Data supplied >>

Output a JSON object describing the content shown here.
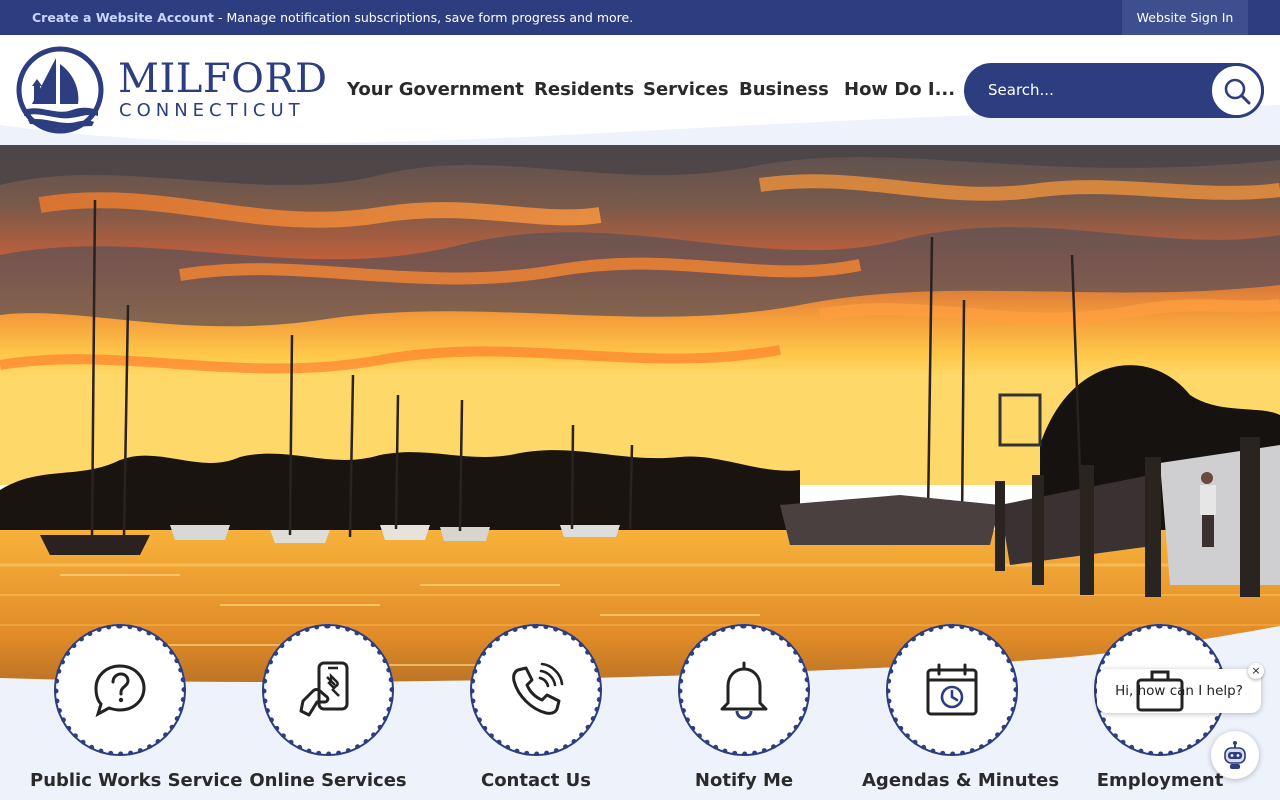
{
  "topbar": {
    "create_account_link": "Create a Website Account",
    "create_account_rest": " - Manage notification subscriptions, save form progress and more.",
    "sign_in": "Website Sign In"
  },
  "brand": {
    "name_line1": "MILFORD",
    "name_line2": "CONNECTICUT"
  },
  "nav": {
    "items": [
      "Your Government",
      "Residents",
      "Services",
      "Business",
      "How Do I..."
    ]
  },
  "search": {
    "placeholder": "Search..."
  },
  "quick_links": [
    {
      "label": "Public Works Service",
      "icon": "question-bubble-icon"
    },
    {
      "label": "Online Services",
      "icon": "phone-tools-icon"
    },
    {
      "label": "Contact Us",
      "icon": "phone-call-icon"
    },
    {
      "label": "Notify Me",
      "icon": "bell-icon"
    },
    {
      "label": "Agendas & Minutes",
      "icon": "calendar-clock-icon"
    },
    {
      "label": "Employment",
      "icon": "briefcase-icon"
    }
  ],
  "chat": {
    "greeting": "Hi, how can I help?",
    "close_glyph": "×"
  },
  "colors": {
    "navy": "#2c3e80",
    "band": "#eef2fb"
  }
}
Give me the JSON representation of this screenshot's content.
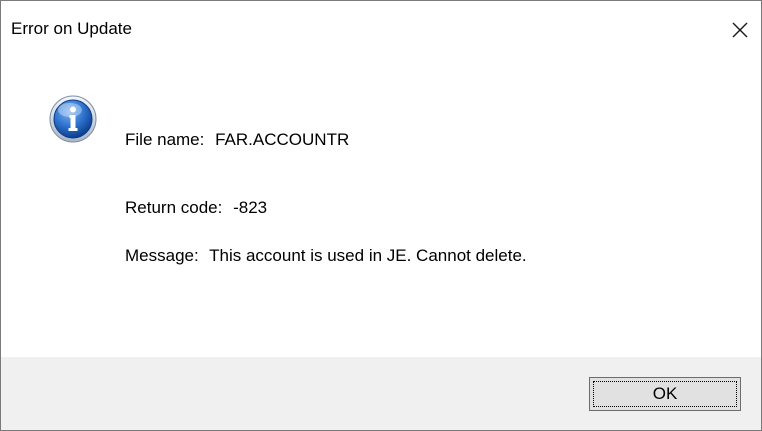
{
  "window": {
    "title": "Error on Update",
    "close_icon": "close-icon"
  },
  "content": {
    "icon": "info-icon",
    "file": {
      "label": "File name:",
      "value": "FAR.ACCOUNTR"
    },
    "return_code": {
      "label": "Return code:",
      "value": "-823"
    },
    "message": {
      "label": "Message:",
      "value": "This account is used in JE. Cannot delete."
    }
  },
  "footer": {
    "ok_label": "OK"
  },
  "colors": {
    "footer_bg": "#f0f0f0",
    "info_blue": "#1f67c8"
  }
}
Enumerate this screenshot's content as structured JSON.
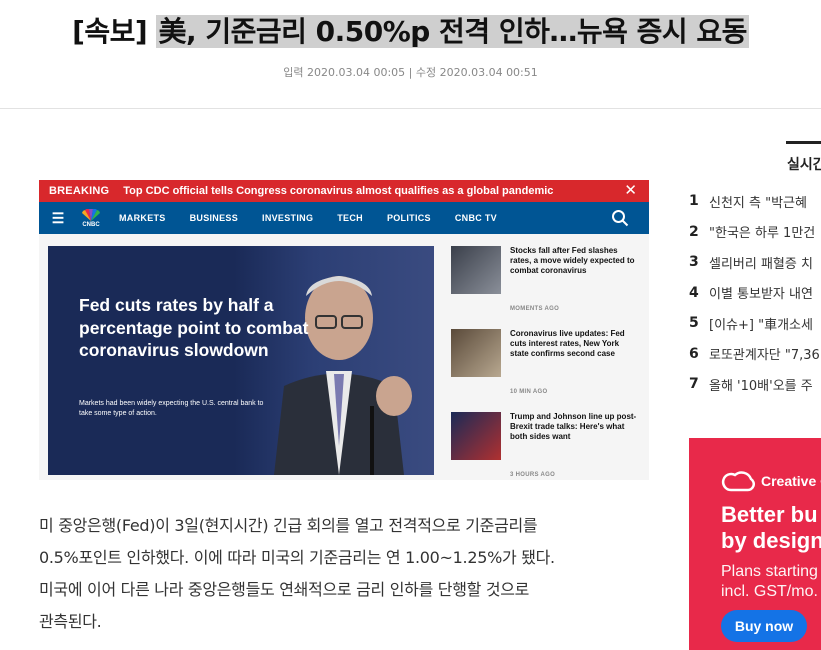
{
  "article": {
    "headline_prefix": "[속보]",
    "headline_highlight": "美, 기준금리 0.50%p 전격 인하…뉴욕 증시 요동",
    "meta": "입력 2020.03.04 00:05 | 수정 2020.03.04 00:51",
    "body": [
      "미 중앙은행(Fed)이 3일(현지시간) 긴급 회의를 열고 전격적으로 기준금리를",
      "0.5%포인트 인하했다. 이에 따라 미국의 기준금리는 연 1.00~1.25%가 됐다.",
      "미국에 이어 다른 나라 중앙은행들도 연쇄적으로 금리 인하를 단행할 것으로",
      "관측된다."
    ]
  },
  "cnbc": {
    "breaking_tag": "BREAKING",
    "breaking_text": "Top CDC official tells Congress coronavirus almost qualifies as a global pandemic",
    "close": "✕",
    "logo_word": "CNBC",
    "nav": [
      "MARKETS",
      "BUSINESS",
      "INVESTING",
      "TECH",
      "POLITICS",
      "CNBC TV"
    ],
    "hero_title": "Fed cuts rates by half a percentage point to combat coronavirus slowdown",
    "hero_sub": "Markets had been widely expecting the U.S. central bank to take some type of action.",
    "side": [
      {
        "title": "Stocks fall after Fed slashes rates, a move widely expected to combat coronavirus",
        "time": "MOMENTS AGO"
      },
      {
        "title": "Coronavirus live updates: Fed cuts interest rates, New York state confirms second case",
        "time": "10 MIN AGO"
      },
      {
        "title": "Trump and Johnson line up post-Brexit trade talks: Here's what both sides want",
        "time": "3 HOURS AGO"
      }
    ]
  },
  "sidebar": {
    "tab_label": "실시간",
    "ranking": [
      {
        "n": "1",
        "t": "신천지 측 \"박근혜"
      },
      {
        "n": "2",
        "t": "\"한국은 하루 1만건"
      },
      {
        "n": "3",
        "t": "셀리버리 패혈증 치"
      },
      {
        "n": "4",
        "t": "이별 통보받자 내연"
      },
      {
        "n": "5",
        "t": "[이슈+] \"車개소세"
      },
      {
        "n": "6",
        "t": "로또관계자단 \"7,36"
      },
      {
        "n": "7",
        "t": "올해 '10배'오를 주"
      }
    ]
  },
  "ad": {
    "brand": "Creative Cloud",
    "headline_1": "Better bu",
    "headline_2": "by design",
    "line_1": "Plans starting",
    "line_2": "incl. GST/mo.",
    "cta": "Buy now",
    "colors": {
      "bg": "#e8294a",
      "cta": "#1473e6"
    }
  }
}
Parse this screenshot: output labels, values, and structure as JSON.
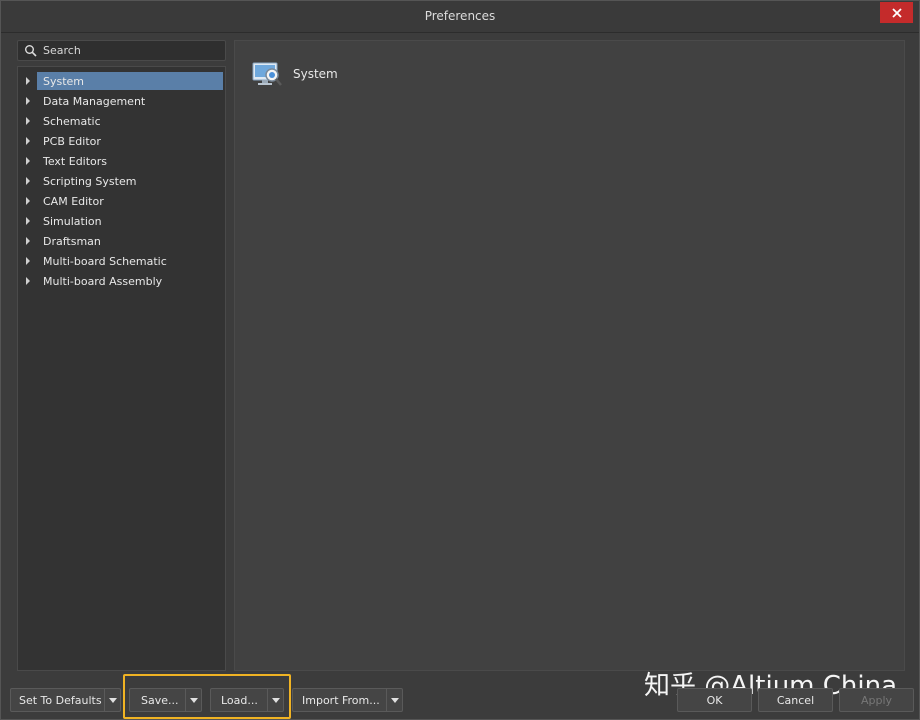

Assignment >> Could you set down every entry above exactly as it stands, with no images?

Answer to this problem >>
Output a JSON object describing the content shown here.
{
  "topbar": {
    "create_account_link": "Create a Website Account",
    "create_account_rest": " - Manage notification subscriptions, save form progress and more.",
    "sign_in": "Website Sign In"
  },
  "brand": {
    "name_line1": "MILFORD",
    "name_line2": "CONNECTICUT"
  },
  "nav": {
    "items": [
      "Your Government",
      "Residents",
      "Services",
      "Business",
      "How Do I..."
    ]
  },
  "search": {
    "placeholder": "Search..."
  },
  "quick_links": [
    {
      "label": "Public Works Service",
      "icon": "question-bubble-icon"
    },
    {
      "label": "Online Services",
      "icon": "phone-tools-icon"
    },
    {
      "label": "Contact Us",
      "icon": "phone-call-icon"
    },
    {
      "label": "Notify Me",
      "icon": "bell-icon"
    },
    {
      "label": "Agendas & Minutes",
      "icon": "calendar-clock-icon"
    },
    {
      "label": "Employment",
      "icon": "briefcase-icon"
    }
  ],
  "chat": {
    "greeting": "Hi, how can I help?",
    "close_glyph": "×"
  },
  "colors": {
    "navy": "#2c3e80",
    "band": "#eef2fb"
  }
}
Give me the JSON representation of this screenshot's content.
{
  "window": {
    "title": "Error on Update",
    "close_icon": "close-icon"
  },
  "content": {
    "icon": "info-icon",
    "file": {
      "label": "File name:",
      "value": "FAR.ACCOUNTR"
    },
    "return_code": {
      "label": "Return code:",
      "value": "-823"
    },
    "message": {
      "label": "Message:",
      "value": "This account is used in JE. Cannot delete."
    }
  },
  "footer": {
    "ok_label": "OK"
  },
  "colors": {
    "footer_bg": "#f0f0f0",
    "info_blue": "#1f67c8"
  }
}
Enumerate this screenshot's content as structured JSON.
{
  "article": {
    "headline_prefix": "[속보]",
    "headline_highlight": "美, 기준금리 0.50%p 전격 인하…뉴욕 증시 요동",
    "meta": "입력 2020.03.04 00:05 | 수정 2020.03.04 00:51",
    "body": [
      "미 중앙은행(Fed)이 3일(현지시간) 긴급 회의를 열고 전격적으로 기준금리를",
      "0.5%포인트 인하했다. 이에 따라 미국의 기준금리는 연 1.00~1.25%가 됐다.",
      "미국에 이어 다른 나라 중앙은행들도 연쇄적으로 금리 인하를 단행할 것으로",
      "관측된다."
    ]
  },
  "cnbc": {
    "breaking_tag": "BREAKING",
    "breaking_text": "Top CDC official tells Congress coronavirus almost qualifies as a global pandemic",
    "close": "✕",
    "logo_word": "CNBC",
    "nav": [
      "MARKETS",
      "BUSINESS",
      "INVESTING",
      "TECH",
      "POLITICS",
      "CNBC TV"
    ],
    "hero_title": "Fed cuts rates by half a percentage point to combat coronavirus slowdown",
    "hero_sub": "Markets had been widely expecting the U.S. central bank to take some type of action.",
    "side": [
      {
        "title": "Stocks fall after Fed slashes rates, a move widely expected to combat coronavirus",
        "time": "MOMENTS AGO"
      },
      {
        "title": "Coronavirus live updates: Fed cuts interest rates, New York state confirms second case",
        "time": "10 MIN AGO"
      },
      {
        "title": "Trump and Johnson line up post-Brexit trade talks: Here's what both sides want",
        "time": "3 HOURS AGO"
      }
    ]
  },
  "sidebar": {
    "tab_label": "실시간",
    "ranking": [
      {
        "n": "1",
        "t": "신천지 측 \"박근혜"
      },
      {
        "n": "2",
        "t": "\"한국은 하루 1만건"
      },
      {
        "n": "3",
        "t": "셀리버리 패혈증 치"
      },
      {
        "n": "4",
        "t": "이별 통보받자 내연"
      },
      {
        "n": "5",
        "t": "[이슈+] \"車개소세"
      },
      {
        "n": "6",
        "t": "로또관계자단 \"7,36"
      },
      {
        "n": "7",
        "t": "올해 '10배'오를 주"
      }
    ]
  },
  "ad": {
    "brand": "Creative Cloud",
    "headline_1": "Better bu",
    "headline_2": "by design",
    "line_1": "Plans starting",
    "line_2": "incl. GST/mo.",
    "cta": "Buy now",
    "colors": {
      "bg": "#e8294a",
      "cta": "#1473e6"
    }
  }
}
Parse this screenshot: output labels, values, and structure as JSON.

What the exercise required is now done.